- Museum number
Roman ruins including tombs and vases, near a pyramid
Pen and brown ink, brown wash, over black and some red chalk
- Production date
- 1745-1746 (circa)
Height: 254 millimetres
Width: 183 millimetres
- Curator's comments
- As Robison first noted the present composition is somewhat similar to two plates of the 'Prima Parte' of 1743-9: the title plate in state IV (for the sixth edition) and pl. 5 (J. Wilton-Ely, 'Giovanni Battista Piranesi, the complete etchings', San Francisco, 1994, I, nos. 2, p. 21 and 18). The correspondence between the prints and the drawing is not all that close, although they share in common the shadowy foreground and the conceit of diminutive figures dwarfed by classical ruins. In view of the differences it is open to debate whether the BM study can be strictly called a study for either the 'Prima Parte' plates, nonetheless it clearly dates from around the same period. The play of transparent veils of wash with the untouched whiteness of the paper is reminiscent of Giovanni Battista Tiepolo's pen-and-wash drawings, works which Piranesi evidently came into contact with during his return to Venice in 1745-7.
The theme of overgrown ruins among trees shows Piranesi's admiration for prints of this type by Salvator Rosa, GB Tiepolo and, even closer in type, those of G.B. Castiglione (note, for example, "The Genius of Castiglione", 1645-7, with its overgrown cinerary urn and sculpted bust framed by a spray of vegetation). This drawing can also be linked to Piranesi's work on his own "Grotteschi" series of etchings, such as the "Tomb of Nero" (Nevola fig. 163). However, the links with the etching are much stronger in a similarly-composed drawing (albeit slightly more tentative in style) in the National Gallery of Art, Washington DC (inv. 1979.6.1). Currently given to Piranesi in full on the NGA website, it is attributed to him by Nevola, and in both places dated to c.1747.
Both drawings show decorative tombstones, sarcophagi or urns along with fragments of antique architecture, with excessively small human figures added to exaggerate the scale of the antiquities. The BM drawing also features a large pine tree, which reappears in much small proportions in the background of the "Tomb of Nero". The prominent urn, however, can be more directly linked to the "Prima Parte" plate, as a similar antiquity appears on the title page. The sarcophagus with its curved base also appears in the "Vestiggi d'antichi Edifici" in the "Prima Parte" series. This multiplicity of visual references testifies to the numerous explorations that Piranesi was making on the theme of antique remnants at this period, only a few of which ultimately found expression in the "Grotteschi" and "Prima Parte" series.
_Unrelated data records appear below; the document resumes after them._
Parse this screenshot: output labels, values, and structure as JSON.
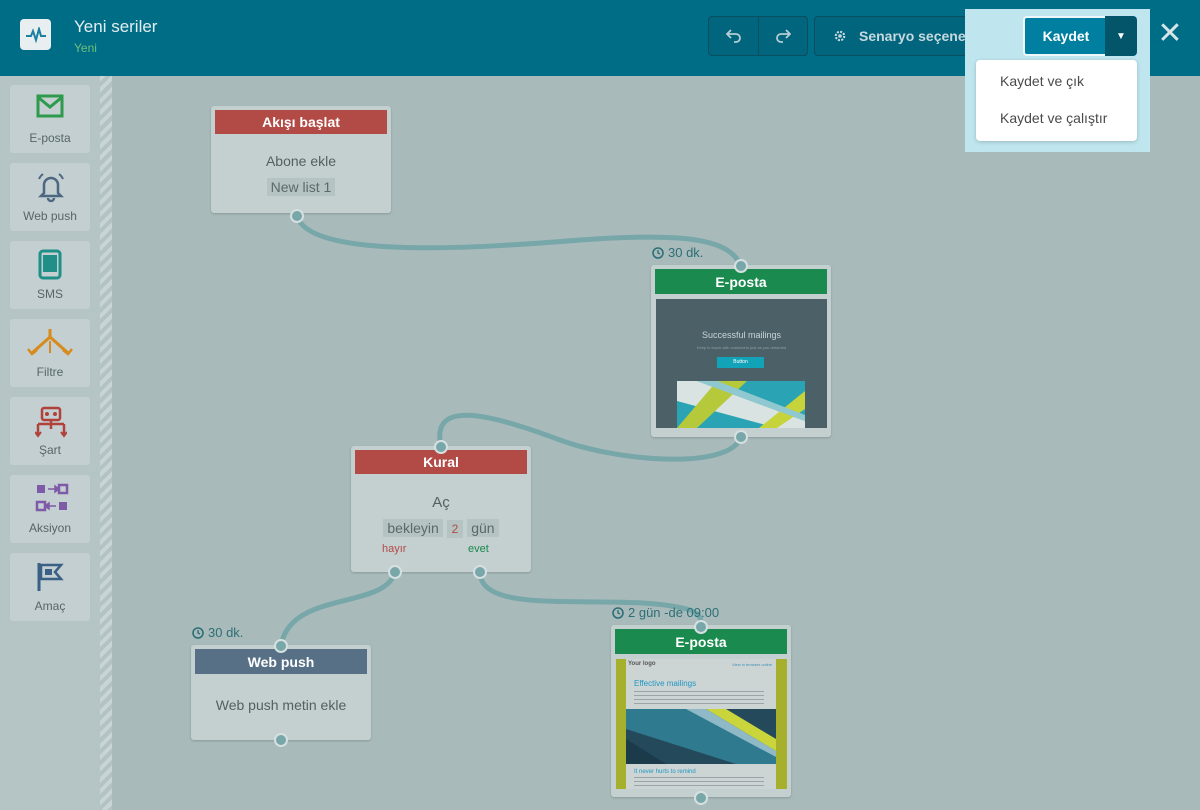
{
  "header": {
    "title": "Yeni seriler",
    "subtitle": "Yeni",
    "options_label": "Senaryo seçenekleri",
    "save_label": "Kaydet",
    "dropdown": [
      "Kaydet ve çık",
      "Kaydet ve çalıştır"
    ]
  },
  "sidebar": {
    "items": [
      {
        "label": "E-posta",
        "icon": "envelope-icon",
        "color": "#2e9a4c"
      },
      {
        "label": "Web push",
        "icon": "bell-icon",
        "color": "#4c6780"
      },
      {
        "label": "SMS",
        "icon": "tablet-icon",
        "color": "#1f8f87"
      },
      {
        "label": "Filtre",
        "icon": "filter-branch-icon",
        "color": "#d88a1c"
      },
      {
        "label": "Şart",
        "icon": "robot-icon",
        "color": "#b0413b"
      },
      {
        "label": "Aksiyon",
        "icon": "action-arrows-icon",
        "color": "#7f5aa8"
      },
      {
        "label": "Amaç",
        "icon": "flag-icon",
        "color": "#3a6086"
      }
    ]
  },
  "nodes": {
    "start": {
      "title": "Akışı başlat",
      "body": "Abone ekle",
      "tag": "New list 1"
    },
    "email1": {
      "title": "E-posta",
      "timer": "30 dk.",
      "preview_title": "Successful mailings",
      "preview_sub": "Keep in touch with customers just as you dreamed",
      "preview_button": "Button"
    },
    "rule": {
      "title": "Kural",
      "body": "Aç",
      "wait_label": "bekleyin",
      "wait_value": "2",
      "wait_unit": "gün",
      "no_label": "hayır",
      "yes_label": "evet"
    },
    "webpush": {
      "title": "Web push",
      "timer": "30 dk.",
      "body": "Web push metin ekle"
    },
    "email2": {
      "title": "E-posta",
      "timer": "2 gün -de 09:00",
      "preview_logo": "Your logo",
      "preview_link": "View in browser online",
      "preview_h1": "Effective mailings",
      "preview_h2": "It never hurts to remind"
    }
  },
  "colors": {
    "header_bg": "#006d86",
    "canvas_bg": "#a9babb",
    "start_red": "#b24b46",
    "email_green": "#1a8a4f",
    "webpush_slate": "#577086",
    "connector": "#78a7a9"
  }
}
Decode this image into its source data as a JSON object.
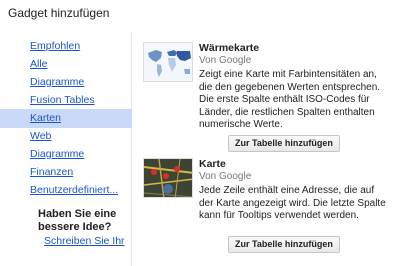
{
  "dialog": {
    "title": "Gadget hinzufügen"
  },
  "sidebar": {
    "items": [
      {
        "label": "Empfohlen",
        "active": false
      },
      {
        "label": "Alle",
        "active": false
      },
      {
        "label": "Diagramme",
        "active": false
      },
      {
        "label": "Fusion Tables",
        "active": false
      },
      {
        "label": "Karten",
        "active": true
      },
      {
        "label": "Web",
        "active": false
      },
      {
        "label": "Diagramme",
        "active": false
      },
      {
        "label": "Finanzen",
        "active": false
      },
      {
        "label": "Benutzerdefiniert...",
        "active": false
      }
    ],
    "idea_heading": "Haben Sie eine bessere Idee?",
    "idea_link": "Schreiben Sie Ihr"
  },
  "gadgets": [
    {
      "title": "Wärmekarte",
      "author": "Von Google",
      "description": "Zeigt eine Karte mit Farbintensitäten an, die den gegebenen Werten entsprechen. Die erste Spalte enthält ISO-Codes für Länder, die restlichen Spalten enthalten numerische Werte.",
      "button": "Zur Tabelle hinzufügen",
      "thumbnail": "world-heatmap"
    },
    {
      "title": "Karte",
      "author": "Von Google",
      "description": "Jede Zeile enthält eine Adresse, die auf der Karte angezeigt wird. Die letzte Spalte kann für Tooltips verwendet werden.",
      "button": "Zur Tabelle hinzufügen",
      "thumbnail": "map-pins"
    }
  ],
  "colors": {
    "link": "#1a55cc",
    "active_bg": "#c9daf8",
    "heatmap": "#3e6fb0",
    "pin": "#d93025"
  }
}
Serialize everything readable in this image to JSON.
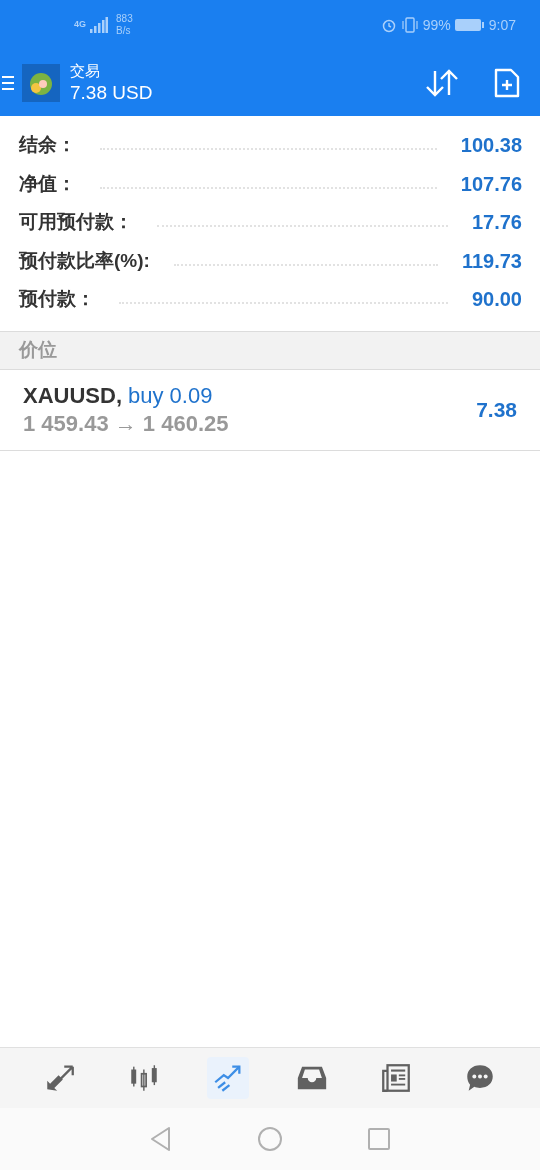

Lit.: E. Croft-Murray, in exhib. cat., BM, 'Giovanni Battista Piranesi', 1968, no. 89; A. Robison, 'Piranesi: early architectural fantasies, a catalogue raisonné of the etchings', Chicago and London, 1986, p. 23, fig. 41, and under nos. 1 and 16; F. Nevola, "Giovanni Battista Piranesi: I Grotteschi", Rome: Ugo Bozzi, 2010, pp. 194-5, fig. 150.
- Not on display
- Exhibition history
1968 BM, 'Piranesi', no. 19
1978 Jun-Oct, NG Washington, 'Piranesi'
2020 20 Feb-9 Aug, London, BM, 'Piranesi drawings'.
- Acquisition date
- Prints and Drawings
- Registration number